|Washington D.C.||The Rent Stabilization Program (Occupancy and Rent Guidelines) prescribes maximum allowable rents and rent increases. For most units, the allowable annual rent increase is CPI plus 2 percentage points, but not more than 10%. For elderly and disabled tenants, maximum rent increase is equal to the CPI but not more than 5%. If the unit is vacated, the rent can be increased by a maximum of 10%.
A landlord in Washington D.C. can also ask for a Hardship Petition which allows the landlord to increase the rent to a level that allows 12% rate of return. There are other measures in place to provide incentives for the construction and maintenance of rental units.
|New Jersey||Local governments in New Jersey, such as Jersey City and Camden, impose maximum rent increases. For Jersey City, the annual maximum allowable increase is 4% or the Consumer Price Index (CPI-W), whichever is less. A hardship Rental Increase is also allowed to give landlords a fair return on their investments. Fair return is defined as 6 percentage points above the savings interest rate. In Camden, the annual allowable increase is the CPI or 6%, whichever is less.|
|New York||For the state of New York, rent control applies to building constructed before February 1947 in 51 municipalities including New York City. Generally, the amount of tenants under rent control is getting smaller each year. Rent stabilization, on the other hand, applies to apartments with a monthly rent of less than $2,000. As an example, the allowable rent increase for rent stabilized apartments in New York City is 2.75% for leases lasting for one year with heating provided by the landlord. Landlords can also apply for Comparative Hardship or Alternative Hardship where they can be allowed to increase rents up to 6% annually.|
|Source: Global Property Guide, Contributing Law Firms|
RENT CONTROL IN THE MIDDLE EAST
|Egypt||It is practically impossible to obtain rent increases in tenancies governed by the old socialist laws Law No. 49/1977, Law No. 136/1981 or any earlier legislation. These laws apply to contracts entered into before the reforms in 1996 including contracts assigned to household members of the original tenant. When Law No. 49/1977 applies, an increase of rent depends on a re-assessment of the official administrative value of the property which will only take place in special circumstances, for example, in the event of an increase in the height of the building or the addition of a new building.|
|Qatar||Rents are frozen at their current level with the new Lease Law (no. 4 of 2008) while the government is determining the new rent increase cap. From Feb 2006 to Feb 2008, rent increases were limited to 10% annually under law No. 4 of 2006 which was replaced by the new Lease Law.|
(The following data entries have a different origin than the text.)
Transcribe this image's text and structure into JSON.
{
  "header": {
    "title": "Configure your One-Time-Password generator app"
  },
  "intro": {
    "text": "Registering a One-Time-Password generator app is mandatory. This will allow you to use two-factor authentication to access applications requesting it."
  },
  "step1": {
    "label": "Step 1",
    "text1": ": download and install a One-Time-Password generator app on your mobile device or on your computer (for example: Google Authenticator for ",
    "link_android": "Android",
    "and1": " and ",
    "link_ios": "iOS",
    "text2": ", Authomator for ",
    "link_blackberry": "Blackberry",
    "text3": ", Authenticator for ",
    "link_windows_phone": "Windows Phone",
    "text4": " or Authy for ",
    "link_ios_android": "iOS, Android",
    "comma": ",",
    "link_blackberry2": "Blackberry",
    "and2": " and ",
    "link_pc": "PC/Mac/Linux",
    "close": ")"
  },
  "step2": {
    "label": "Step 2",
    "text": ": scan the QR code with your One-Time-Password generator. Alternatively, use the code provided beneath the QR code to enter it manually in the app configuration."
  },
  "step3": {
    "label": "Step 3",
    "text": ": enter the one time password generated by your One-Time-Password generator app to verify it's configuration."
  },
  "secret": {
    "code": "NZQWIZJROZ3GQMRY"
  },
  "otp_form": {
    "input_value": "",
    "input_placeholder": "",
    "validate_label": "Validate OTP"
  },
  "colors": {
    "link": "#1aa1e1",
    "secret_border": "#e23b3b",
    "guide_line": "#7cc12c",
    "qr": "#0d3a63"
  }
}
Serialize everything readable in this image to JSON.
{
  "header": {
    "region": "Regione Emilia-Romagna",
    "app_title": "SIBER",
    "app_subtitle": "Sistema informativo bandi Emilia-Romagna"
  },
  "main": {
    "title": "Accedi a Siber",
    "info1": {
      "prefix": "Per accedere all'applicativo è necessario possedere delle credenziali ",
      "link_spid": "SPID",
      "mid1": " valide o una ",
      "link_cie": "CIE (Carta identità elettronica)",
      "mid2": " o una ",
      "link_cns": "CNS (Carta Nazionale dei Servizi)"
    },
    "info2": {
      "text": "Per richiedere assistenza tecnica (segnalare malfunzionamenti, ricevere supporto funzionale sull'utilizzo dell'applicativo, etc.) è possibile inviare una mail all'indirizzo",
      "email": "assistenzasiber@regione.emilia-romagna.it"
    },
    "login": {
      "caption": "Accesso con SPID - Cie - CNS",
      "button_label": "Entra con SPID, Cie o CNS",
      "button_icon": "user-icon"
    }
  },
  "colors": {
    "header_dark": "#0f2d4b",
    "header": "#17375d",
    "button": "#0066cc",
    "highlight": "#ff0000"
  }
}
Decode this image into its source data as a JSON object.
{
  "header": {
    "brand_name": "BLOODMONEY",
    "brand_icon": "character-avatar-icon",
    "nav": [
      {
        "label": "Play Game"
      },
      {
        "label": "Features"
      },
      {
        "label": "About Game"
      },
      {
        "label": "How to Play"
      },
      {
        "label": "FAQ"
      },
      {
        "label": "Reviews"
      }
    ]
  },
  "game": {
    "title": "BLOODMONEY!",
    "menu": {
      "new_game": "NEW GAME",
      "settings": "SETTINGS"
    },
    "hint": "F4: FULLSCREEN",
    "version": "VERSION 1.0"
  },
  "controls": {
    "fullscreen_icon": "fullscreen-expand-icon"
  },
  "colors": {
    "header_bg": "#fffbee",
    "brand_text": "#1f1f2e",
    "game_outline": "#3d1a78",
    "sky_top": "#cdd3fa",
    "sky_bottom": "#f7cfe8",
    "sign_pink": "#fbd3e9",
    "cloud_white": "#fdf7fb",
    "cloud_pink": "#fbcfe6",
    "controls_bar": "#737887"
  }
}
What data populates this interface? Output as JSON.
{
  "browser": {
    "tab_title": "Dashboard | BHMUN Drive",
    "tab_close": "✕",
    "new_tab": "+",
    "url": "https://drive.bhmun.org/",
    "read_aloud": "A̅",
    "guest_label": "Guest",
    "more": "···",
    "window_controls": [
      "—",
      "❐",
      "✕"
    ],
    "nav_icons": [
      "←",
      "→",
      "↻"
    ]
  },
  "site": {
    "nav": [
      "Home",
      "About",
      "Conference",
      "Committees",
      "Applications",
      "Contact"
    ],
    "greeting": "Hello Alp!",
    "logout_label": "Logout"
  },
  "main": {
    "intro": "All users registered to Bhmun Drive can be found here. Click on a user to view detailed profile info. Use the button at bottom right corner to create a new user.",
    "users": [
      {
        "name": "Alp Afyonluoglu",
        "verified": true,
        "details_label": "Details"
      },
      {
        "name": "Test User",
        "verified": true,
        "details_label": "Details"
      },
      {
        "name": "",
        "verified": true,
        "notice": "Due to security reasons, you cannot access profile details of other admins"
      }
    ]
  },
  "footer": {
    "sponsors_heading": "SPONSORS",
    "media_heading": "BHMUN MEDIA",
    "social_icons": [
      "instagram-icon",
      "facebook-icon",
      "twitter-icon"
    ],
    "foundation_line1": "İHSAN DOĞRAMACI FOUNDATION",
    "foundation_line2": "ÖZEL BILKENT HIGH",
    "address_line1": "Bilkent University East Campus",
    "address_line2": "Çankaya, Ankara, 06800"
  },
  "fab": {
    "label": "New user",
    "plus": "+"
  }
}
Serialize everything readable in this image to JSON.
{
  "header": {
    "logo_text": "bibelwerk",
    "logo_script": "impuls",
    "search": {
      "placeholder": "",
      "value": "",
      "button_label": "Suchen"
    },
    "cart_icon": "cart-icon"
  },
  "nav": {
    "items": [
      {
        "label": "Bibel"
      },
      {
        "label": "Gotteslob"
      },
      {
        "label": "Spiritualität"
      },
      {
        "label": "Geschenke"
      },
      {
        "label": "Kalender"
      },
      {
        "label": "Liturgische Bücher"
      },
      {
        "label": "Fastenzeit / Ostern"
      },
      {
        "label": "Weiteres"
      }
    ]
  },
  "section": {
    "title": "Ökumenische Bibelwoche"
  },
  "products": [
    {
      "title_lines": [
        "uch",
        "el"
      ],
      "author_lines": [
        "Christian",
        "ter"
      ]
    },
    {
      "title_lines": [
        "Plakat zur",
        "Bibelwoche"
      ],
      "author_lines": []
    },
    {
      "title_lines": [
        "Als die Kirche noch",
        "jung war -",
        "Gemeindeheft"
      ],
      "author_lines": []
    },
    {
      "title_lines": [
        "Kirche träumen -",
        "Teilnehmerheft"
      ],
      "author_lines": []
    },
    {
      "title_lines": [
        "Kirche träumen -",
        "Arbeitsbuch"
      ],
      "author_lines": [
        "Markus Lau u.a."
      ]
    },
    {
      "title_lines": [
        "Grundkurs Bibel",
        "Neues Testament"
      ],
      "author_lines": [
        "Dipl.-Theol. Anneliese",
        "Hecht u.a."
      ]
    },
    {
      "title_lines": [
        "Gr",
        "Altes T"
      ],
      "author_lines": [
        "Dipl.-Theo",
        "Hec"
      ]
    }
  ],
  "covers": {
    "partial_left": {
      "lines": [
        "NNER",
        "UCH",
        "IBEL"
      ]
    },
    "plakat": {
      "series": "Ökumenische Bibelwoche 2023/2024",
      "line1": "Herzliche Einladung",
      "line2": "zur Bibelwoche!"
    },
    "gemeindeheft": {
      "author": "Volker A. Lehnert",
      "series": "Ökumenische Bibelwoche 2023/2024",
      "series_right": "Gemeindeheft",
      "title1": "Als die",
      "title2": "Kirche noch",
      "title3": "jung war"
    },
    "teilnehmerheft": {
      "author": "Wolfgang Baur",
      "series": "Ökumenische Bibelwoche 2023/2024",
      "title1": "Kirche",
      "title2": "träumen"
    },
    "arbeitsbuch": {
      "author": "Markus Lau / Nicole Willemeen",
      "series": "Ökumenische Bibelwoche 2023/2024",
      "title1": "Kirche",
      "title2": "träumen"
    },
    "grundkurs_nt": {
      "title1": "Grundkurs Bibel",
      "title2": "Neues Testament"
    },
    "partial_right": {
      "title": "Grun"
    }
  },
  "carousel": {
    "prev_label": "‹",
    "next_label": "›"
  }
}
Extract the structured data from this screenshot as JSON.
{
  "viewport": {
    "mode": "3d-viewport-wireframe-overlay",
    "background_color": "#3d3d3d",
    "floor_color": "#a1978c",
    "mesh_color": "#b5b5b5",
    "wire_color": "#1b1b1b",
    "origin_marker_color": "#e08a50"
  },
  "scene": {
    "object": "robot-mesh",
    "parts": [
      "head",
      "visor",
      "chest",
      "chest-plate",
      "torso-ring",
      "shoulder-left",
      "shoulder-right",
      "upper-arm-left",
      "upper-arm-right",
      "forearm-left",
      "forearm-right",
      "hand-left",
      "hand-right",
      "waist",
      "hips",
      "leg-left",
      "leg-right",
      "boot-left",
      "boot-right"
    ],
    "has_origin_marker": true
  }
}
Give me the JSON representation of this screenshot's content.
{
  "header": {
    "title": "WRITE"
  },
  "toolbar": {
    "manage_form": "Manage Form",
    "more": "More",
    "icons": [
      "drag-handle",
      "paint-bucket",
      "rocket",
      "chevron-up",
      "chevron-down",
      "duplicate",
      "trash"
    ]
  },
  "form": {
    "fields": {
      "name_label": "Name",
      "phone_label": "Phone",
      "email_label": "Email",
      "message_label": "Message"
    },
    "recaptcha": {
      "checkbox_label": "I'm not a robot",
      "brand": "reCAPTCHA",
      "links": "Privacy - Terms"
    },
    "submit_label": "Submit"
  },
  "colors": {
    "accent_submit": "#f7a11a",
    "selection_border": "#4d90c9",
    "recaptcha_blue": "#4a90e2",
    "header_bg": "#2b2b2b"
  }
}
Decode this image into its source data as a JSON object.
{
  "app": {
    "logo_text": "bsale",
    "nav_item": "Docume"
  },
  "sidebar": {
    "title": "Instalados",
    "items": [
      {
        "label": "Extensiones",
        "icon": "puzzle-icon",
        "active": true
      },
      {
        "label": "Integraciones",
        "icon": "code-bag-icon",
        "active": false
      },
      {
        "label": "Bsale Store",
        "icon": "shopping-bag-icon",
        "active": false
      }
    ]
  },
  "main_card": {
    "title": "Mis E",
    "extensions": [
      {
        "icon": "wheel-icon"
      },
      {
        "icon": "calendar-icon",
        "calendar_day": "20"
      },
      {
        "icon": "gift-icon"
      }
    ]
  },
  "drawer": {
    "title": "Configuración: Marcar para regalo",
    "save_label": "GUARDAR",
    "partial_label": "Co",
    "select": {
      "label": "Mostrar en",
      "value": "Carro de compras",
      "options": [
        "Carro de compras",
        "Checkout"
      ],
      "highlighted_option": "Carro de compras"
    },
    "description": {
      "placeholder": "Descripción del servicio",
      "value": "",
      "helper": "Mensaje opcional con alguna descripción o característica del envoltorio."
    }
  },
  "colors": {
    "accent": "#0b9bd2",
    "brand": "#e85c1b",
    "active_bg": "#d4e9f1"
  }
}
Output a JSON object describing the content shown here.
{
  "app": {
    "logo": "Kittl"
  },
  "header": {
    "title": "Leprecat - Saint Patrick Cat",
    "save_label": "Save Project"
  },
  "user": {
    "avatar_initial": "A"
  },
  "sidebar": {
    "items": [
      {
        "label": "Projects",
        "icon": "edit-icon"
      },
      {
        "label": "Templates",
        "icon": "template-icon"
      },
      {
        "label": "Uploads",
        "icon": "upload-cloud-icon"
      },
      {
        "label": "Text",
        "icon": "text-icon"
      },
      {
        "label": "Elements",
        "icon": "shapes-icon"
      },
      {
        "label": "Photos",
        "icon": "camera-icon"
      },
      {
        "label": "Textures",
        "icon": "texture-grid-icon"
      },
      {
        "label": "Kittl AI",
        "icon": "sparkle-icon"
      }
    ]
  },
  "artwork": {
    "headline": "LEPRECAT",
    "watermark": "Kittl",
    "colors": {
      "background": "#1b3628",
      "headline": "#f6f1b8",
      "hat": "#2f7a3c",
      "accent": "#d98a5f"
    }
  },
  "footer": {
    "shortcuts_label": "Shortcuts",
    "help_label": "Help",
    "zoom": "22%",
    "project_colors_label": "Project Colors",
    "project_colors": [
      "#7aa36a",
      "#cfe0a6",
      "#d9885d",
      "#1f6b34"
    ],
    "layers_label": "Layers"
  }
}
|Syria||Rents may be freely agreed freely between landlord and tenant, except in the case of contracts entered into before the coming into force of Law No. 6 of 2001, and which remain occupied either by the original tenant or by his household members. The annual rent is fixed by law at 5% of the market value of the real estate, if the purpose of the rental agreement is residential, and 7% if it is commercial. Rents payable under contracts governed by the old laws may only be increased by securing a reassessment of the market value of the real estate. The landlord is required to file a case with the local reconciliation court which will appoint a real estate expert to assess the market value of the real estate. The rent will then be adjusted by applying the 5% (or 7%) rate to the ascertained market value of the real estate.|
|Tunisia||For contracts governed by Law No 76-35 of February 18, which grants security of tenure, the initial rent can be freely agreed between the owner and the tenant, but rents are automatically subject to an annual increase of 5%.|
|UAE||In Dubai, annual rent increase permitted in 2008 is 5%. Abu Dhabi likewise set the rent cap for 2008 at 5%.|
|Source: Global Property Guide, Contributing Law Firms|